quite dense, formed from powdered p-tex melted (sintered) together, so
there is a very low percentage of open space  to absorb wax (which is
good or else you have foam *** and it will damage much more easily).
This 1.2 grams of wax can now leach out of the ski very slowly, causing
a wax layer a few molecule thick. The classic "dry base white look" is a
good indicator that  the  wax has left the working surface of the ski
and needs to be renewed. Most waxes seem to last  quite a long time
before this happens.
gr
 
 
 

Coating vs Waxing

Post by loli » Sat, 28 Jan 2012 02:03:02

Quote:
> there is a very low percentage of open space ?to absorb wax

Chemists say that wax goes in there by dilution. There is no "open
space" nor pores in the UHMWPE.
By cooling done the base, a small amount of wax wears out the base.
I'm not aware of another possible process to "un-dilute"  in that
case.

So if a small amount of 1.2g sounds a lot to you, OK fine. I prefer
not to rely on that.

BTW, my kuzmin-preped bases never show the 'classic "dry base white
look" '.

Maybe good stone grinders exists, but I have not one at hand and I
like to do things myself.
So, I've thrown away my custom-made hot-box and swapped for a pair of
scrappers.
At least I've gained a lot of room in my garage.

 
 
 

Coating vs Waxing

Post by gr » Sat, 28 Jan 2012 14:16:06


Quote:

>> there is a very low percentage of open space  to absorb wax

> Chemists say that wax goes in there by dilution. There is no "open
> space" nor pores in the UHMWPE.

Is it still a sintered base?
 
 
 

Coating vs Waxing

Post by loli » Sat, 28 Jan 2012 18:46:57

Quote:
> Is it still a sintered base?

Yes it is.

Mr Urs Geissbhler has been quoted by Leonid Kuzmin and also there by
Alan Shepard : http://www.escnordic.org.uk/ (Myths, then pores)

...

Quote:

>Urs Geissbhler
>Chemical Engineer
>Research & Development Manager
>IMS Kunststoff AG
>Rtimoosstrasse 5
>CH-3076 Worb
>SWITZERLAND
>in which he said,
>"there are absolutely no pores in press sintered UHMWPE base material."

.....
 
 
 

Coating vs Waxing

Post by gr » Tue, 31 Jan 2012 14:08:18

That's quite interesting!  I expected, due to the nature of sintered
material, that some gaps (really small!) would exist between the melted
together particles.

Here are bits and pieces I found:

Strange: http://www.ims-plastics.com/  comes up as a page in Asian
characters and lemon slices.
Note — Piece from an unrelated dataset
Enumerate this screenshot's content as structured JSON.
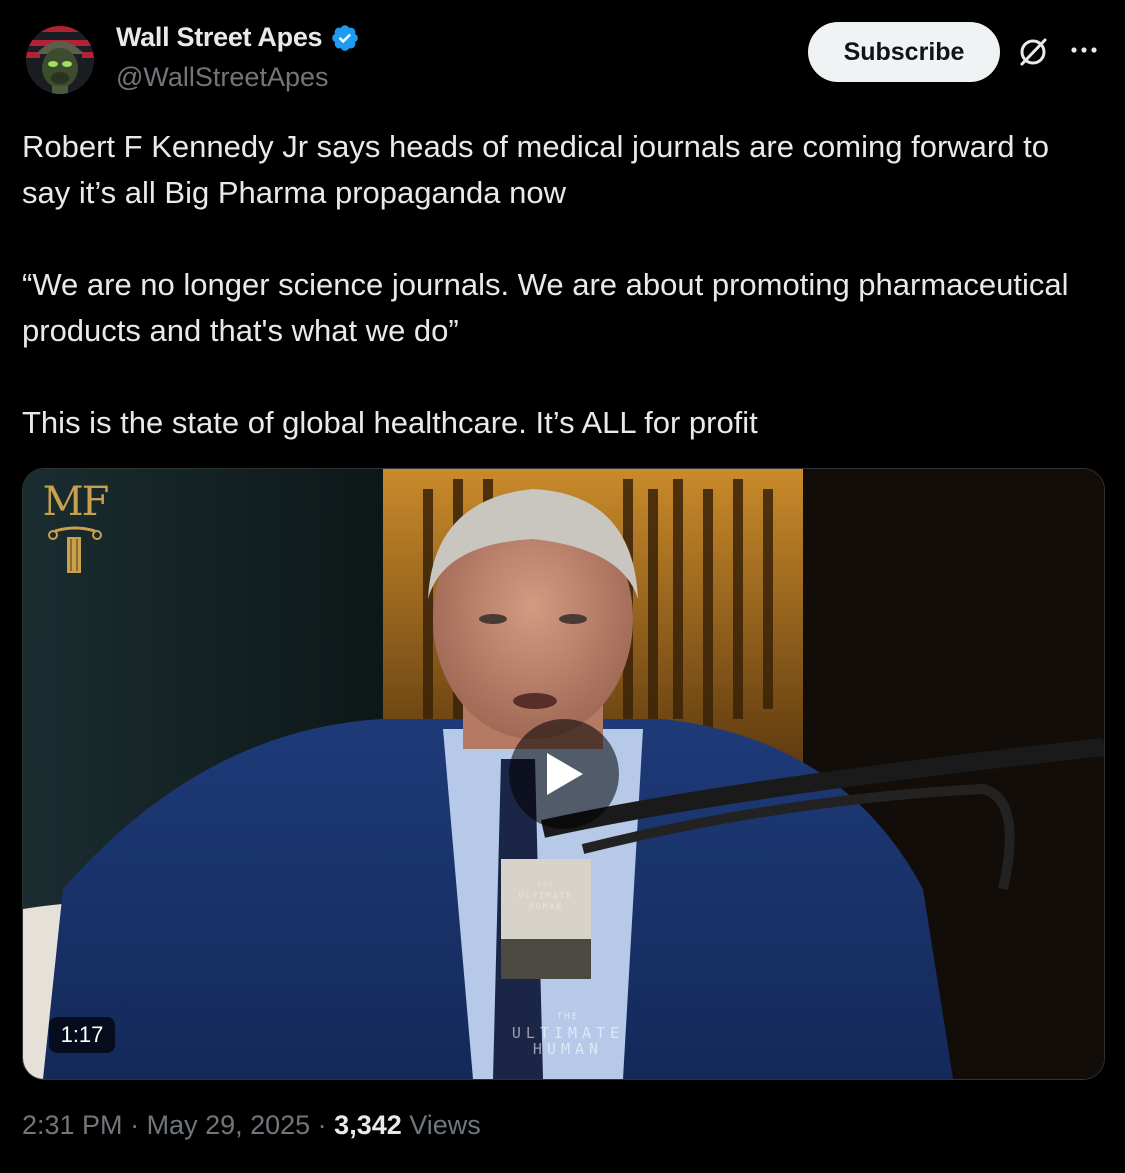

It seems to be a foreign
exchange/investment site.

http://www.compositesconsultants.com/cats/Quick.php?MID=244  lists IMS
Kunstsoff in Austria, as being Part of the Gurit Composite Technologies
Group of Gurit-Heberlein and having the same (above (hijacked?) website.

http://www.escnordic.org.uk/myths/pores.htm   is circa 2007

----------------------
This page has no listing for  wax absorption for extruded P-tex
http://www.cps-gmbh.net/p-tex-extruded.php

This page for sintered P-Tex does list wax absorption to P-Tex
http://www.cps-gmbh.net/p-tex-sintered.php

The data sheets on these pages show the same thing (no absorption
listing for extruded)

This seems to indicate sintered P-Tex absorbs wax, while extruded does not.

Perhaps the name "pores" is incorrect? It seems that sintered P-Tex does
indeed absorb wax (at least the 1.2 grams previously mentioned.)

I guess the question then is: Is the absorbed wax actually doing anything.

A simple example from my own experience in using a variety of xc skis
(some with quite old plastic bases) is that if they are completely
unwaxed, they end up having ice stick to them, so it seems that wax is
doing something useful.


Quote:
>> Is it still a sintered base?

> Yes it is.

> Mr Urs Geissbhler has been quoted by Leonid Kuzmin and also there by
> Alan Shepard : http://www.escnordic.org.uk/ (Myths, then pores)

> ...


>> Urs Geissbhler
>> Chemical Engineer
>> Research&  Development Manager
>> IMS Kunststoff AG
>> Rtimoosstrasse 5
>> CH-3076 Worb
>> SWITZERLAND

>> in which he said,

>> "there are absolutely no pores in press sintered UHMWPE base material."
> .....